-- WORKING DATA follows --

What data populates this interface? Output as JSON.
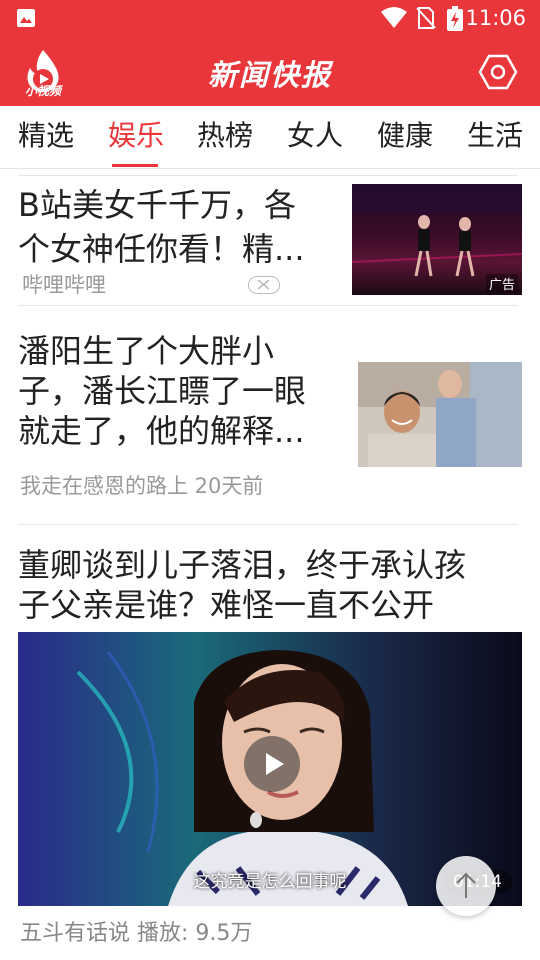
{
  "status_bar": {
    "time": "11:06"
  },
  "header": {
    "logo_text": "小视频",
    "title": "新闻快报",
    "brand_color": "#e9363b"
  },
  "tabs": [
    {
      "label": "精选",
      "active": false
    },
    {
      "label": "娱乐",
      "active": true
    },
    {
      "label": "热榜",
      "active": false
    },
    {
      "label": "女人",
      "active": false
    },
    {
      "label": "健康",
      "active": false
    },
    {
      "label": "生活",
      "active": false
    }
  ],
  "feed": [
    {
      "type": "ad",
      "title_line1": "B站美女千千万，各",
      "title_line2": "个女神任你看！精...",
      "source": "哔哩哔哩",
      "ad_label": "广告"
    },
    {
      "type": "article",
      "title_line1": "潘阳生了个大胖小",
      "title_line2": "子，潘长江瞟了一眼",
      "title_line3": "就走了，他的解释...",
      "meta": "我走在感恩的路上 20天前"
    },
    {
      "type": "video",
      "title_line1": "董卿谈到儿子落泪，终于承认孩",
      "title_line2": "子父亲是谁？难怪一直不公开",
      "subtitle": "这究竟是怎么回事呢",
      "duration": "01:14",
      "meta": "五斗有话说 播放: 9.5万"
    }
  ]
}
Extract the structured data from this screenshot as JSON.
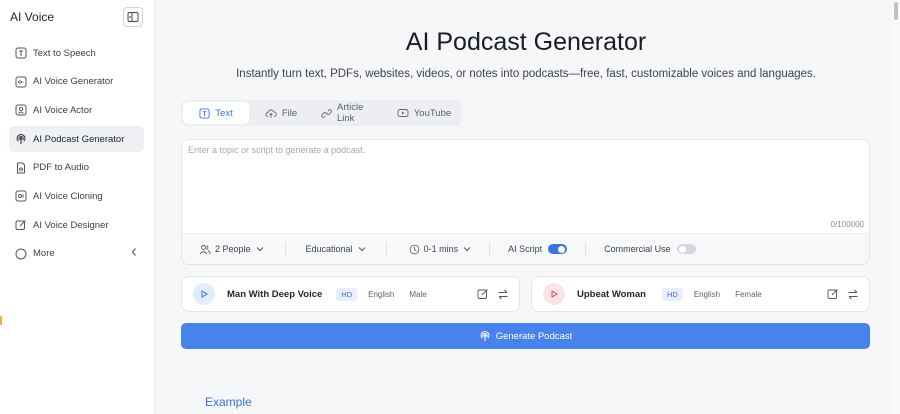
{
  "app": {
    "title": "AI Voice"
  },
  "sidebar": {
    "items": [
      {
        "label": "Text to Speech",
        "icon": "text-to-speech-icon",
        "active": false
      },
      {
        "label": "AI Voice Generator",
        "icon": "voice-generator-icon",
        "active": false
      },
      {
        "label": "AI Voice Actor",
        "icon": "voice-actor-icon",
        "active": false
      },
      {
        "label": "AI Podcast Generator",
        "icon": "podcast-icon",
        "active": true
      },
      {
        "label": "PDF to Audio",
        "icon": "pdf-audio-icon",
        "active": false
      },
      {
        "label": "AI Voice Cloning",
        "icon": "voice-cloning-icon",
        "active": false
      },
      {
        "label": "AI Voice Designer",
        "icon": "voice-designer-icon",
        "active": false
      },
      {
        "label": "More",
        "icon": "more-icon",
        "active": false
      }
    ]
  },
  "main": {
    "title": "AI Podcast Generator",
    "subtitle": "Instantly turn text, PDFs, websites, videos, or notes into podcasts—free, fast, customizable voices and languages.",
    "tabs": [
      {
        "label": "Text",
        "icon": "text-icon",
        "active": true
      },
      {
        "label": "File",
        "icon": "upload-icon",
        "active": false
      },
      {
        "label": "Article Link",
        "icon": "link-icon",
        "active": false
      },
      {
        "label": "YouTube",
        "icon": "youtube-icon",
        "active": false
      }
    ],
    "editor": {
      "placeholder": "Enter a topic or script to generate a podcast.",
      "value": "",
      "counter": "0/100000"
    },
    "options": {
      "people": "2 People",
      "style": "Educational",
      "duration": "0-1 mins",
      "ai_script_label": "AI Script",
      "ai_script_on": true,
      "commercial_label": "Commercial Use",
      "commercial_on": false
    },
    "voices": [
      {
        "name": "Man With Deep Voice",
        "quality": "HD",
        "language": "English",
        "gender": "Male",
        "accent": "#3b74e0"
      },
      {
        "name": "Upbeat Woman",
        "quality": "HD",
        "language": "English",
        "gender": "Female",
        "accent": "#e0445f"
      }
    ],
    "generate_label": "Generate Podcast",
    "example_heading": "Example"
  },
  "colors": {
    "primary": "#4783ea",
    "accent_text": "#3b74e0",
    "sidebar_active": "#eef0f4"
  }
}
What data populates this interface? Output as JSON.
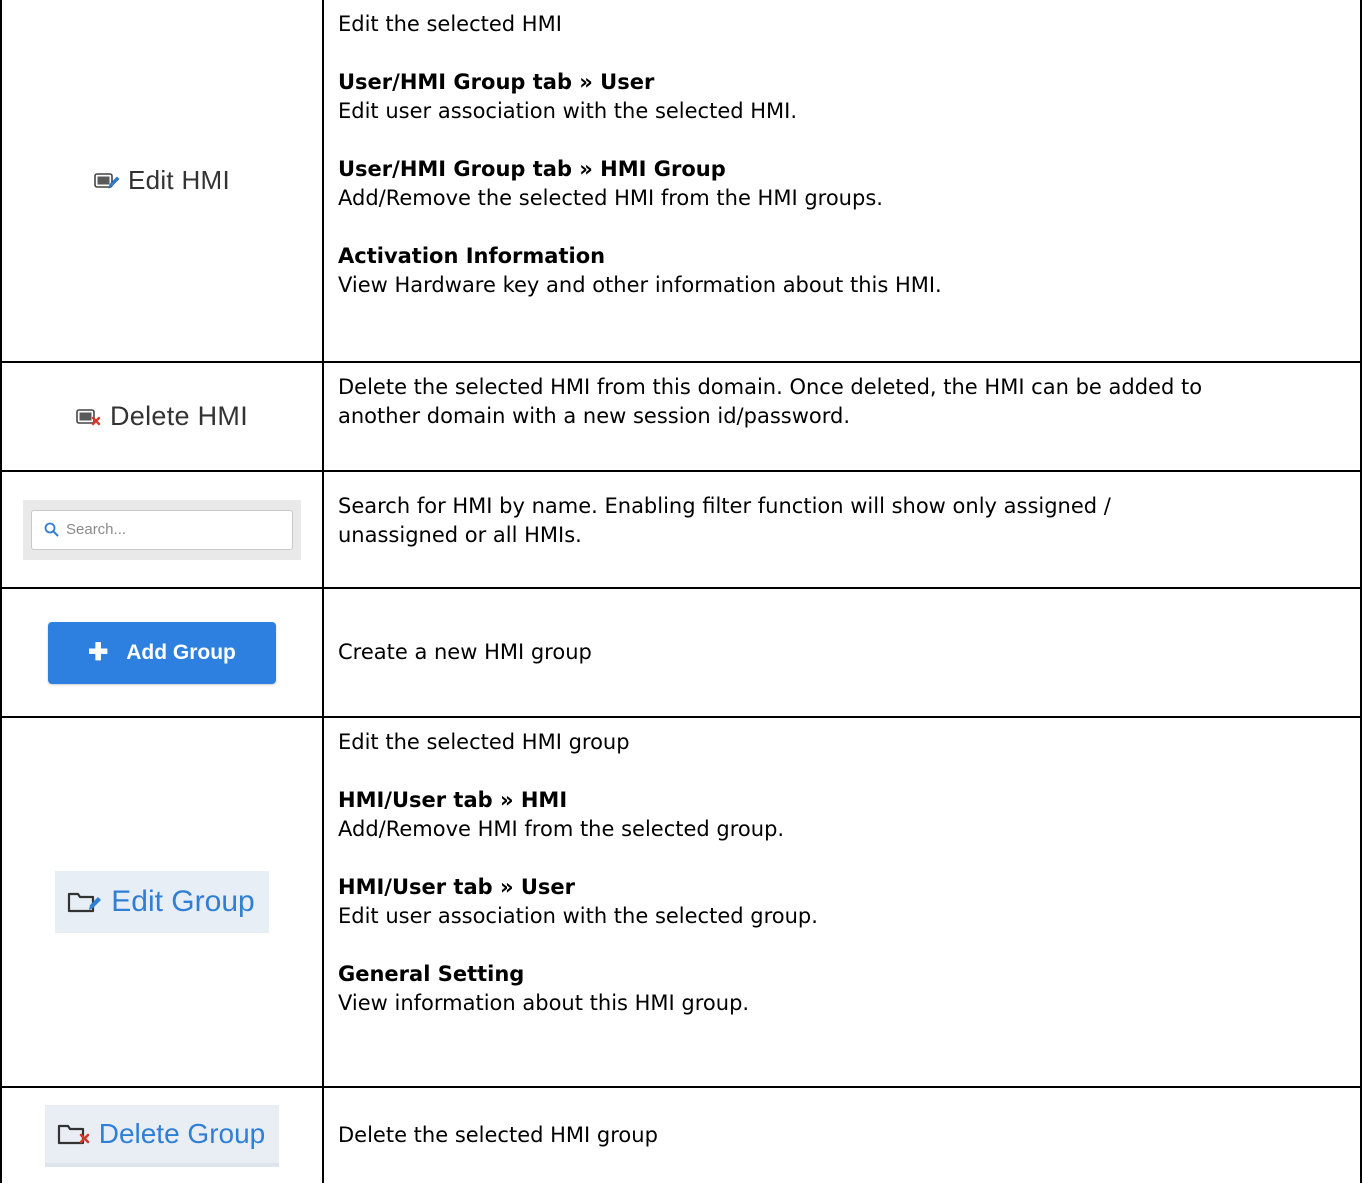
{
  "rows": [
    {
      "widget": {
        "type": "icon-text",
        "label": "Edit HMI",
        "icon": "edit-hmi-icon"
      },
      "lines": [
        {
          "text": "Edit the selected HMI",
          "bold": false
        },
        {
          "text": "",
          "gap": true
        },
        {
          "text": "User/HMI Group tab » User",
          "bold": true
        },
        {
          "text": "Edit user association with the selected HMI.",
          "bold": false
        },
        {
          "text": "",
          "gap": true
        },
        {
          "text": "User/HMI Group tab » HMI Group",
          "bold": true
        },
        {
          "text": "Add/Remove the selected HMI from the HMI groups.",
          "bold": false
        },
        {
          "text": "",
          "gap": true
        },
        {
          "text": "Activation Information",
          "bold": true
        },
        {
          "text": "View Hardware key and other information about this HMI.",
          "bold": false
        }
      ]
    },
    {
      "widget": {
        "type": "icon-text",
        "label": "Delete HMI",
        "icon": "delete-hmi-icon"
      },
      "lines": [
        {
          "text": "Delete the selected HMI from this domain. Once deleted, the HMI can be added to",
          "bold": false
        },
        {
          "text": "another domain with a new session id/password.",
          "bold": false
        }
      ]
    },
    {
      "widget": {
        "type": "search",
        "placeholder": "Search...",
        "icon": "search-icon"
      },
      "lines": [
        {
          "text": "Search for HMI by name. Enabling filter function will show only assigned /",
          "bold": false
        },
        {
          "text": "unassigned or all HMIs.",
          "bold": false
        }
      ]
    },
    {
      "widget": {
        "type": "primary-button",
        "label": "Add Group",
        "icon": "plus-icon",
        "color": "#2e80e0"
      },
      "lines": [
        {
          "text": "Create a new HMI group",
          "bold": false
        }
      ]
    },
    {
      "widget": {
        "type": "group-button",
        "label": "Edit Group",
        "icon": "edit-folder-icon",
        "color": "#2f7fd6"
      },
      "lines": [
        {
          "text": "Edit the selected HMI group",
          "bold": false
        },
        {
          "text": "",
          "gap": true
        },
        {
          "text": "HMI/User tab » HMI",
          "bold": true
        },
        {
          "text": "Add/Remove HMI from the selected group.",
          "bold": false
        },
        {
          "text": "",
          "gap": true
        },
        {
          "text": "HMI/User tab » User",
          "bold": true
        },
        {
          "text": "Edit user association with the selected group.",
          "bold": false
        },
        {
          "text": "",
          "gap": true
        },
        {
          "text": "General Setting",
          "bold": true
        },
        {
          "text": "View information about this HMI group.",
          "bold": false
        }
      ]
    },
    {
      "widget": {
        "type": "group-button",
        "label": "Delete Group",
        "icon": "delete-folder-icon",
        "color": "#2f7fd6"
      },
      "lines": [
        {
          "text": "Delete the selected HMI group",
          "bold": false
        }
      ]
    }
  ]
}
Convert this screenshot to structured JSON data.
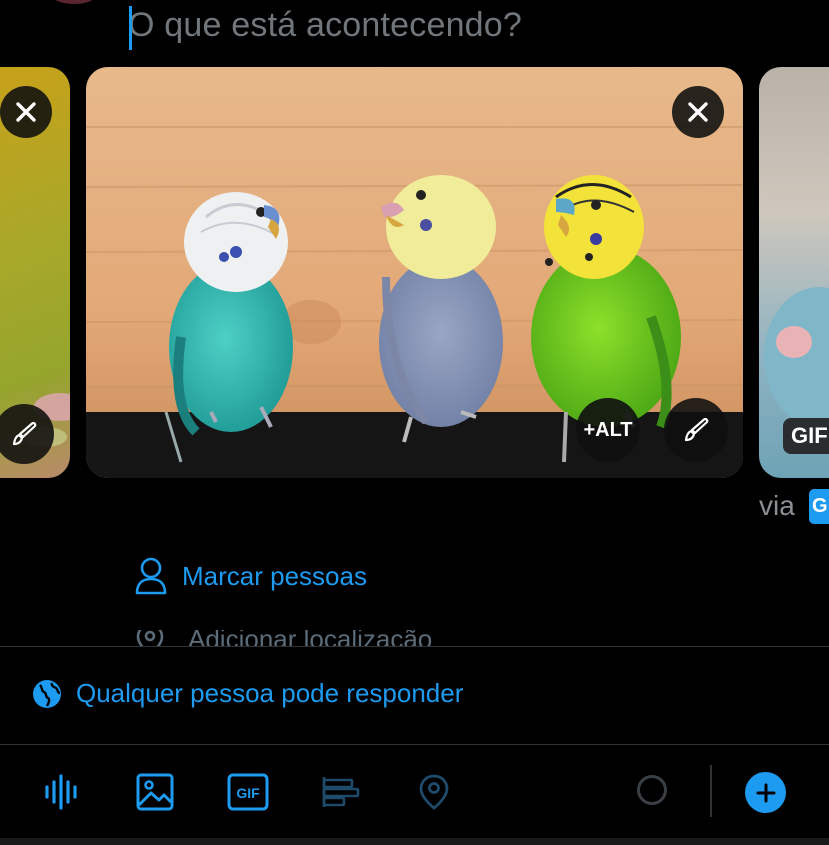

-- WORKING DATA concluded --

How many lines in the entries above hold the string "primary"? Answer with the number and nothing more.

◆ **REPLY TO THE EXERCISE**
2